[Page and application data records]
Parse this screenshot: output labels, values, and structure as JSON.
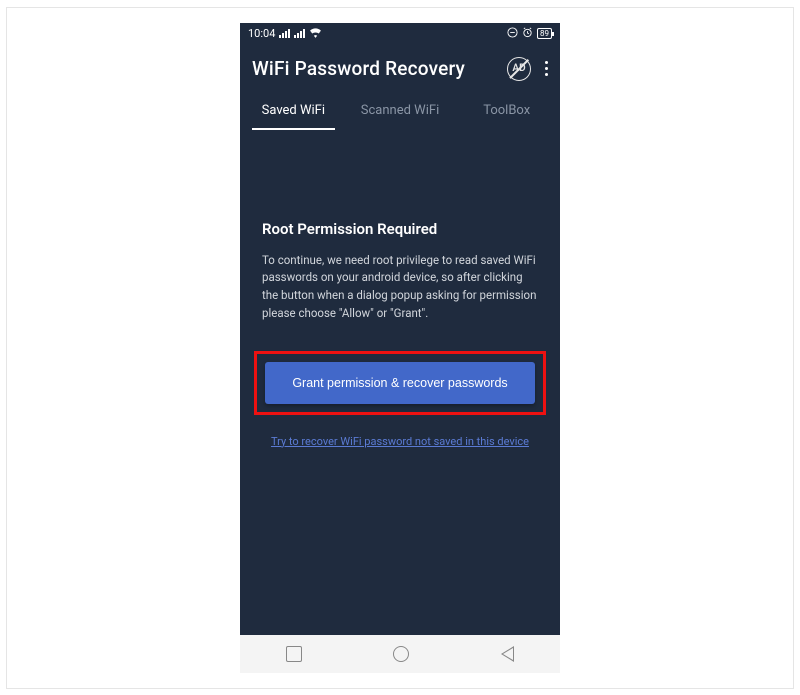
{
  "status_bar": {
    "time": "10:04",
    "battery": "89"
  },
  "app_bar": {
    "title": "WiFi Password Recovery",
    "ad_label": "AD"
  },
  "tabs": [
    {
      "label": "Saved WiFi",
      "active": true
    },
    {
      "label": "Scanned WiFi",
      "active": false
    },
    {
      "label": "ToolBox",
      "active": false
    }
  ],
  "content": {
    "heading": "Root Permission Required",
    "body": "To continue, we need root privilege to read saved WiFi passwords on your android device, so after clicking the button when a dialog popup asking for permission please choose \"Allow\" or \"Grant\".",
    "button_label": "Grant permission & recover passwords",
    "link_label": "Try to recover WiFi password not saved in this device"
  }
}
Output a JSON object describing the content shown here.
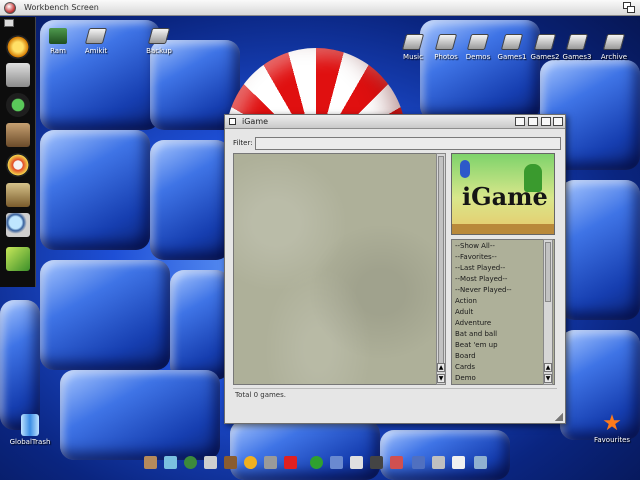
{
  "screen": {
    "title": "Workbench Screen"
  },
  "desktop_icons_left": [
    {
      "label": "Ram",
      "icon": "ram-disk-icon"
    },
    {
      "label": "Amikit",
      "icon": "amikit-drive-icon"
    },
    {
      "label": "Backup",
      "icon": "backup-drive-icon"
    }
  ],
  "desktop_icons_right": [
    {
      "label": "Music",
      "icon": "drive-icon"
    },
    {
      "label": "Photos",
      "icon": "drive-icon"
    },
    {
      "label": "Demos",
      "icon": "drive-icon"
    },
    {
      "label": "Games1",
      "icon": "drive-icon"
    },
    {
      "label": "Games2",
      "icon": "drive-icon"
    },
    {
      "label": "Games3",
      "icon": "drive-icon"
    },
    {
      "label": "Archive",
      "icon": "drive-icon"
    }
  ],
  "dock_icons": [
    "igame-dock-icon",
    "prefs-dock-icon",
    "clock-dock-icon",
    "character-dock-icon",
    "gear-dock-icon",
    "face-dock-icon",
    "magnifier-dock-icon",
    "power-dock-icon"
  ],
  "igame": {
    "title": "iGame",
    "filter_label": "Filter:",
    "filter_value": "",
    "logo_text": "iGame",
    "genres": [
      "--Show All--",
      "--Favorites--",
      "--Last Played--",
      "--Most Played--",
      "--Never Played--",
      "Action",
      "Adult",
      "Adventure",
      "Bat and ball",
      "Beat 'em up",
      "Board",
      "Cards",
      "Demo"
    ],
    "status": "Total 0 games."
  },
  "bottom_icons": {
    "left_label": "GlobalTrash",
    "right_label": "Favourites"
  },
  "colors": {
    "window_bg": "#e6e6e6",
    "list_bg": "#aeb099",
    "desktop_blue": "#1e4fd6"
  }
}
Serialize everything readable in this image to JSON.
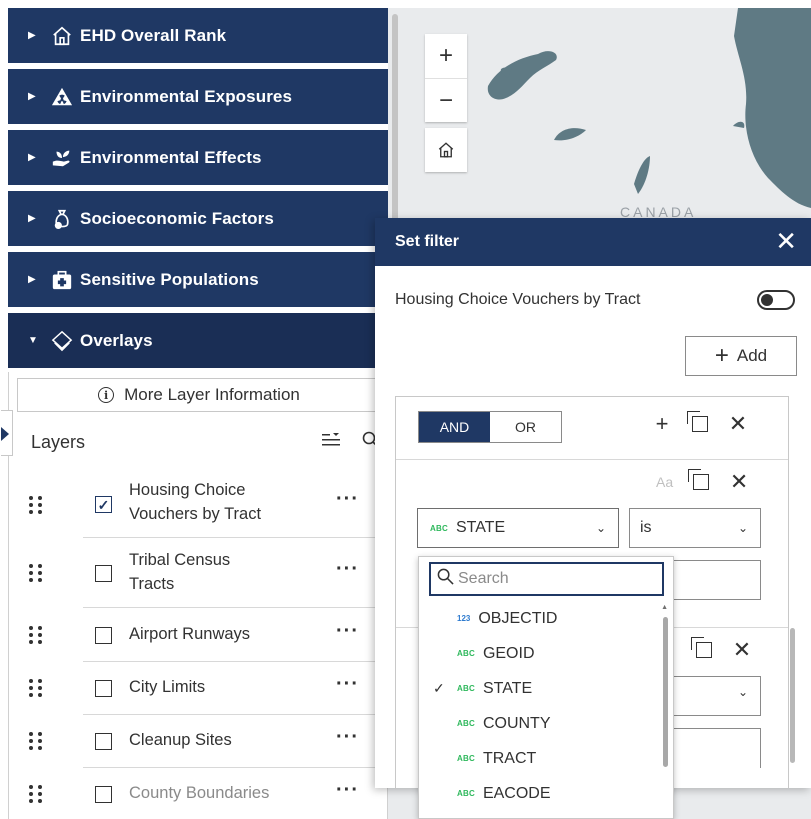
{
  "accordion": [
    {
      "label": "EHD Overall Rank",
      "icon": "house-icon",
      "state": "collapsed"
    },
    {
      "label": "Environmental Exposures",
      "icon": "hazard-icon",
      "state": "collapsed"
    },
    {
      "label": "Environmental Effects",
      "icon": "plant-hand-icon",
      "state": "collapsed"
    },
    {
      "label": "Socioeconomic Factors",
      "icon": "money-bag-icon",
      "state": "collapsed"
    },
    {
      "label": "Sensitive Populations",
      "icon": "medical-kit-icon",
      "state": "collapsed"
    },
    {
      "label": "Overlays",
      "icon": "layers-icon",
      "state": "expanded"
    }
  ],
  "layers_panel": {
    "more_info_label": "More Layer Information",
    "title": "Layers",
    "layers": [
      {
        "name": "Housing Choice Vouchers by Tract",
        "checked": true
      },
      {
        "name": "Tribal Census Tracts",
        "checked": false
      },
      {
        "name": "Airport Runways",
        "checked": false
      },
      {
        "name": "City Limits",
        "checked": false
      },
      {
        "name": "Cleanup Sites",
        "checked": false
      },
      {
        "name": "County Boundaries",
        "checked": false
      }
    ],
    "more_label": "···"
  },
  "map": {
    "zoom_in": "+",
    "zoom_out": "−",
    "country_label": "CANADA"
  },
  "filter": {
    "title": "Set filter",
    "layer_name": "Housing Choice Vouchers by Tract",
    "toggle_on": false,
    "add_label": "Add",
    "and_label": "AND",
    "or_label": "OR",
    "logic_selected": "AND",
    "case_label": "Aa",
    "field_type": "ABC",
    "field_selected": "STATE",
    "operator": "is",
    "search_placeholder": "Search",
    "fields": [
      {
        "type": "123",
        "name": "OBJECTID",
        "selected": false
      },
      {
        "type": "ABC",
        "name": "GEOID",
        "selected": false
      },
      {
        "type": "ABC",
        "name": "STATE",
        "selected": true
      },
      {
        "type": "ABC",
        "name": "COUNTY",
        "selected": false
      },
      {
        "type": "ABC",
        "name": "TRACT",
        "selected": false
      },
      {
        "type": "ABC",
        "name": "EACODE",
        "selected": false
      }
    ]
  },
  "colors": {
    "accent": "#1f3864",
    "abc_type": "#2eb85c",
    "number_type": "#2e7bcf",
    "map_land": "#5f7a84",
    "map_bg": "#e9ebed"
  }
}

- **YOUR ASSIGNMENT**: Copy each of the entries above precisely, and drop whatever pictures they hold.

- **SOLUTION BELOW**:
Parse this screenshot: output labels, values, and structure as JSON.
{
  "status_bar": {
    "time": "10:04",
    "battery": "89"
  },
  "app_bar": {
    "title": "WiFi Password Recovery",
    "ad_label": "AD"
  },
  "tabs": [
    {
      "label": "Saved WiFi",
      "active": true
    },
    {
      "label": "Scanned WiFi",
      "active": false
    },
    {
      "label": "ToolBox",
      "active": false
    }
  ],
  "content": {
    "heading": "Root Permission Required",
    "body": "To continue, we need root privilege to read saved WiFi passwords on your android device, so after clicking the button when a dialog popup asking for permission please choose \"Allow\" or \"Grant\".",
    "button_label": "Grant permission & recover passwords",
    "link_label": "Try to recover WiFi password not saved in this device"
  }
}
Output a JSON object describing the content shown here.
{
  "screen": {
    "title": "Workbench Screen"
  },
  "desktop_icons_left": [
    {
      "label": "Ram",
      "icon": "ram-disk-icon"
    },
    {
      "label": "Amikit",
      "icon": "amikit-drive-icon"
    },
    {
      "label": "Backup",
      "icon": "backup-drive-icon"
    }
  ],
  "desktop_icons_right": [
    {
      "label": "Music",
      "icon": "drive-icon"
    },
    {
      "label": "Photos",
      "icon": "drive-icon"
    },
    {
      "label": "Demos",
      "icon": "drive-icon"
    },
    {
      "label": "Games1",
      "icon": "drive-icon"
    },
    {
      "label": "Games2",
      "icon": "drive-icon"
    },
    {
      "label": "Games3",
      "icon": "drive-icon"
    },
    {
      "label": "Archive",
      "icon": "drive-icon"
    }
  ],
  "dock_icons": [
    "igame-dock-icon",
    "prefs-dock-icon",
    "clock-dock-icon",
    "character-dock-icon",
    "gear-dock-icon",
    "face-dock-icon",
    "magnifier-dock-icon",
    "power-dock-icon"
  ],
  "igame": {
    "title": "iGame",
    "filter_label": "Filter:",
    "filter_value": "",
    "logo_text": "iGame",
    "genres": [
      "--Show All--",
      "--Favorites--",
      "--Last Played--",
      "--Most Played--",
      "--Never Played--",
      "Action",
      "Adult",
      "Adventure",
      "Bat and ball",
      "Beat 'em up",
      "Board",
      "Cards",
      "Demo"
    ],
    "status": "Total 0 games."
  },
  "bottom_icons": {
    "left_label": "GlobalTrash",
    "right_label": "Favourites"
  },
  "colors": {
    "window_bg": "#e6e6e6",
    "list_bg": "#aeb099",
    "desktop_blue": "#1e4fd6"
  }
}
Serialize everything readable in this image to JSON.
{
  "accordion": [
    {
      "label": "EHD Overall Rank",
      "icon": "house-icon",
      "state": "collapsed"
    },
    {
      "label": "Environmental Exposures",
      "icon": "hazard-icon",
      "state": "collapsed"
    },
    {
      "label": "Environmental Effects",
      "icon": "plant-hand-icon",
      "state": "collapsed"
    },
    {
      "label": "Socioeconomic Factors",
      "icon": "money-bag-icon",
      "state": "collapsed"
    },
    {
      "label": "Sensitive Populations",
      "icon": "medical-kit-icon",
      "state": "collapsed"
    },
    {
      "label": "Overlays",
      "icon": "layers-icon",
      "state": "expanded"
    }
  ],
  "layers_panel": {
    "more_info_label": "More Layer Information",
    "title": "Layers",
    "layers": [
      {
        "name": "Housing Choice Vouchers by Tract",
        "checked": true
      },
      {
        "name": "Tribal Census Tracts",
        "checked": false
      },
      {
        "name": "Airport Runways",
        "checked": false
      },
      {
        "name": "City Limits",
        "checked": false
      },
      {
        "name": "Cleanup Sites",
        "checked": false
      },
      {
        "name": "County Boundaries",
        "checked": false
      }
    ],
    "more_label": "···"
  },
  "map": {
    "zoom_in": "+",
    "zoom_out": "−",
    "country_label": "CANADA"
  },
  "filter": {
    "title": "Set filter",
    "layer_name": "Housing Choice Vouchers by Tract",
    "toggle_on": false,
    "add_label": "Add",
    "and_label": "AND",
    "or_label": "OR",
    "logic_selected": "AND",
    "case_label": "Aa",
    "field_type": "ABC",
    "field_selected": "STATE",
    "operator": "is",
    "search_placeholder": "Search",
    "fields": [
      {
        "type": "123",
        "name": "OBJECTID",
        "selected": false
      },
      {
        "type": "ABC",
        "name": "GEOID",
        "selected": false
      },
      {
        "type": "ABC",
        "name": "STATE",
        "selected": true
      },
      {
        "type": "ABC",
        "name": "COUNTY",
        "selected": false
      },
      {
        "type": "ABC",
        "name": "TRACT",
        "selected": false
      },
      {
        "type": "ABC",
        "name": "EACODE",
        "selected": false
      }
    ]
  },
  "colors": {
    "accent": "#1f3864",
    "abc_type": "#2eb85c",
    "number_type": "#2e7bcf",
    "map_land": "#5f7a84",
    "map_bg": "#e9ebed"
  }
}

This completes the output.